Thursday, March 27, 2014
We can’t figure out what to call ourselves.
I most often hear “non-profit” or “not-for-profit,” but both describe what we are NOT – not what we are FOR.
We certainly aren’t for loss – though some organizations are mistakenly managed this way!
We have tried so many alternative labels: philanthropic, independent sector, social sector, non-governmental, mission-based, charity, etc.
Part of the challenge is that we are FOR so many things.
We’re for healthy kids, for a green planet, for well-educated young people, for the arts, for cures to illnesses, for everyone being well-nourished, for the humanities, for everyone having safe affordable housing, and the list goes on and on and on.
Here’s an idea, let’s try “Mission Impact Organizations.” That’s what we are and what we are FOR. We all have that in common! No? You don’t think it would catch on?
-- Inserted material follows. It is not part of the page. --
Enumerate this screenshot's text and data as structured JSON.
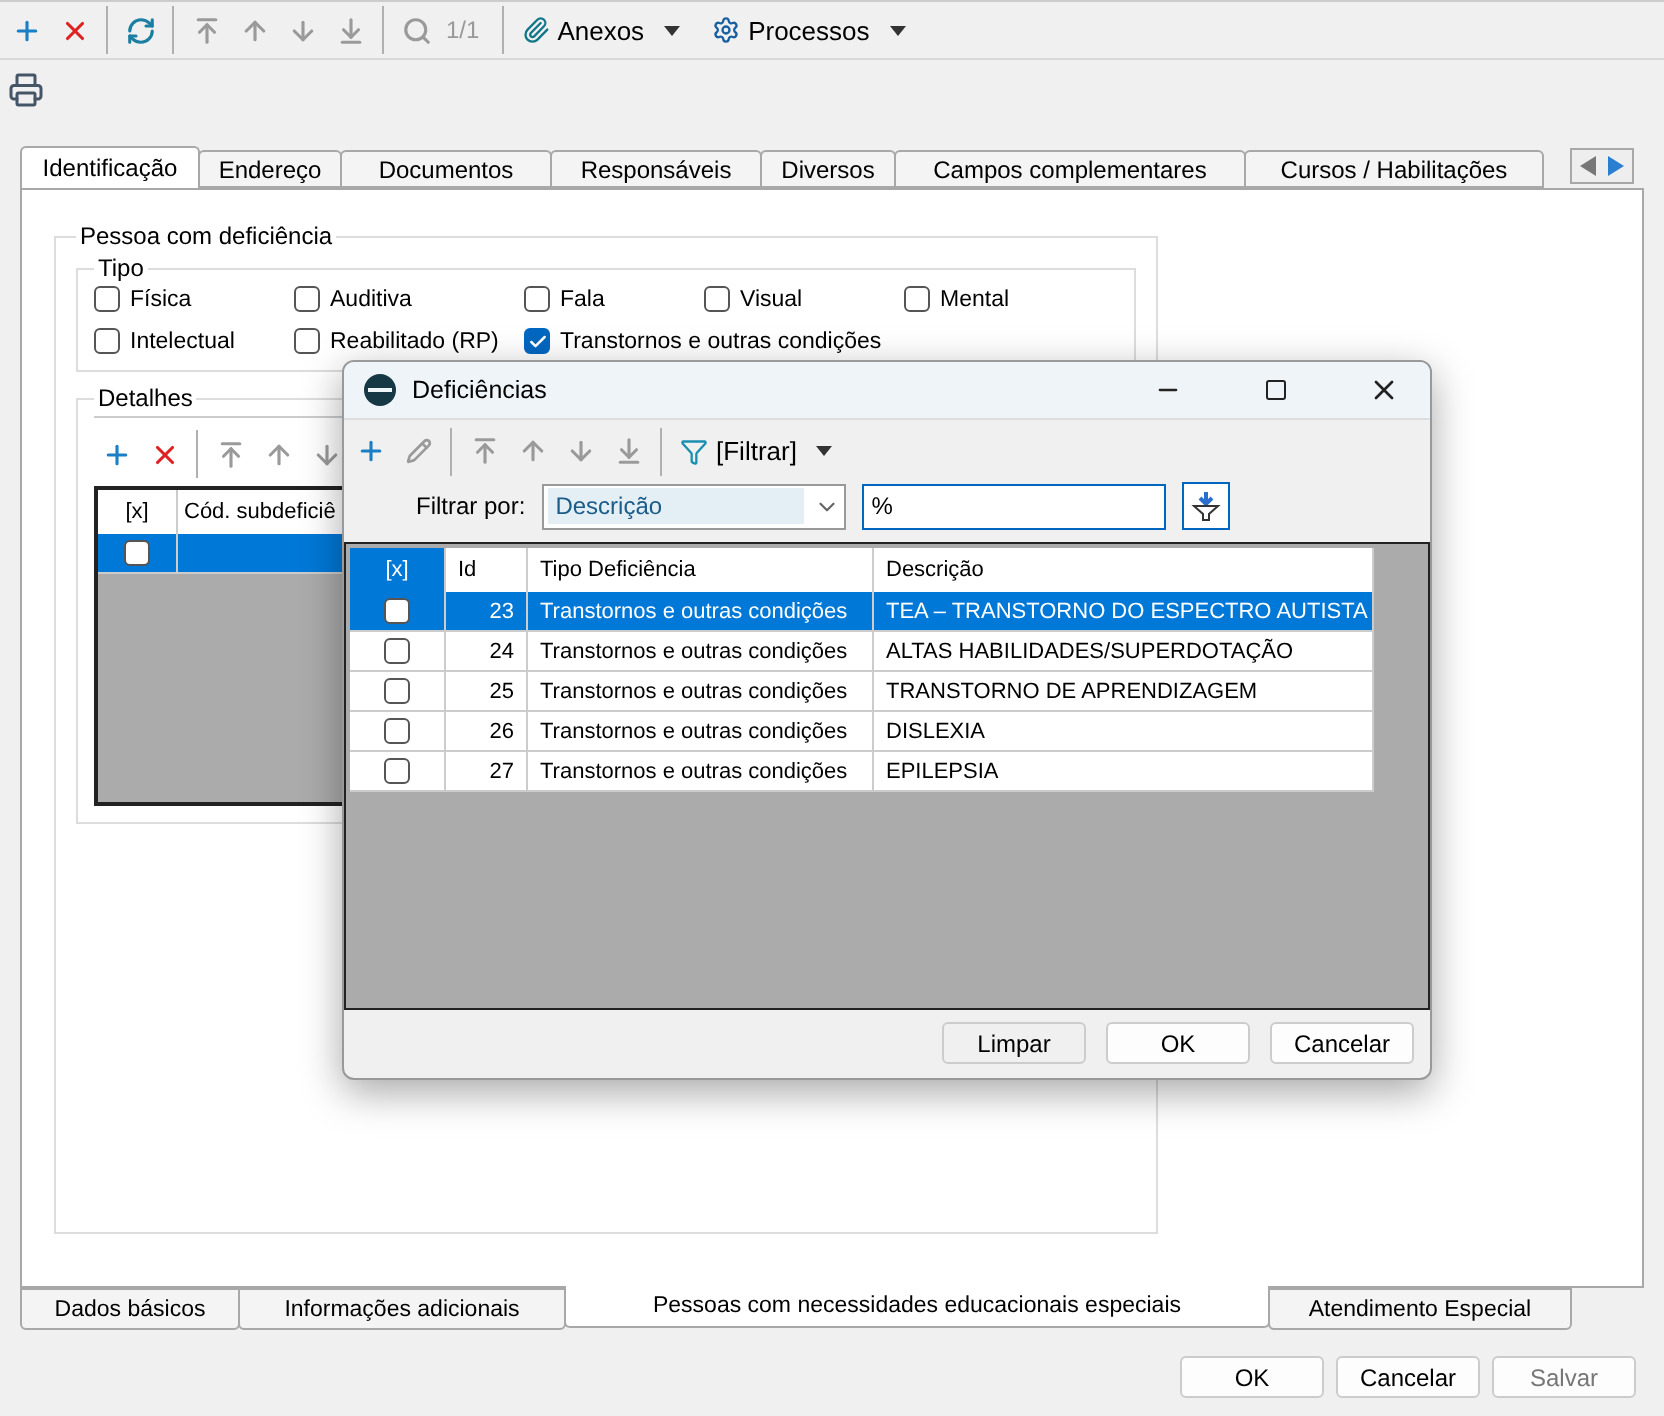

Hmmm. Well, while it would be nice to come up with a new label for our sector, maybe we just need to make sure that each organization clearly communicates what they are here FOR. And this is communicated in our mission statements.
We need to be clear on our IMPACT (the difference we make) and AIM (for whom/what) when we state our mission. For a mission statement mini-case, check this link. Make sure that you are clear on your Mission Impact so people know what you are here FOR.
For more ideas on how you can lead breakthroughs in your organization, follow this blog and check out my web site at www.SheehanNonprofitConsulting.com You will find free resources you can download, including a Breakthrough Strategy Workbook that you can download at no cost. You can also check out my book, Mission Impact: Breakthrough Strategies for Nonprofits, and buy it if you are interested. And you can follow Sheehan Nonprofit Consulting on Facebook.
Posted by Dr. Rob Sheehan at 7:43 AM
Tuesday, March 18, 2014
Confidence is absolutely necessary to be a successful leader. And yet, gone too far, it can become arrogance and can lead to poor decisions – even disastrous decisions. How do we find a balance?
One way to balance this is long term versus short term confidence.
Long Term: “I am confident in . . .
. . . the importance of our mission and the impact we make.”
. . . the talents of our team.”
. . . the value of working hard together on the mission.”
Short Term: “We have a challenge/opportunity here . . .
. . . I have a few ideas, but no obvious answers”
. . . I want to hear your ideas.”
. . . if we work together we can create the best next steps.”
As leaders, we need to give up the old-fashioned, heroic notion that we need to have all of the answers. We need to be open-minded about the best direction to take in the short term while being ever confident in the long term.
Arrogance can be a huge leadership derailer. Once we think we are invulnerable, we are a step away from being proven wrong. Try backing off the temptation to be the Hero Leader and invite your team to be partners in forging the path ahead. It could provide a significant improvement for your Mission Impact.
Posted by Dr. Rob Sheehan at 6:55 AM
Wednesday, March 5, 2014
When you are stuck in the status quo there are a lot of things you miss. Opportunities are one of them.
If you are sure that there is no better way of going about doing what you are doing, then you will for sure miss Opportunities.
If you are an expert and you know that this certain way of doing things is the right way, then you will not see Opportunities for new ways to do things.
But if you give up your arrogance (come on, I am talking to myself) that “you know the best way to do it,” then you just might have a chance at seeing a great Opportunity right at your doorstep.
One of the best ways to discover Opportunities is to set Almost Impossible Goals that you have no idea how to accomplish. By definition, once you set an Almost Impossible Goal then you need to search for an Opportunity on how to accomplish it. And if you make a commitment to that goal, then you certainly won’t give up until you discover that new way.
This is what former GE CEO Jack Welch called Bullet Train Thinking. He said that Japanese executives told their engineers that they wanted them to invent a train that would go from Tokyo to Osaka in three hours – instead of the six that it used to take. There was no “tweeking” that would get them to three hours. They had to invent an entirely new technology.
Don’t get stuck in incrementalist, status quo thinking. Check here to learn more about Almost Impossible Goals and make even more of a Mission Impact.
Posted by Dr. Rob Sheehan at 4:36 PM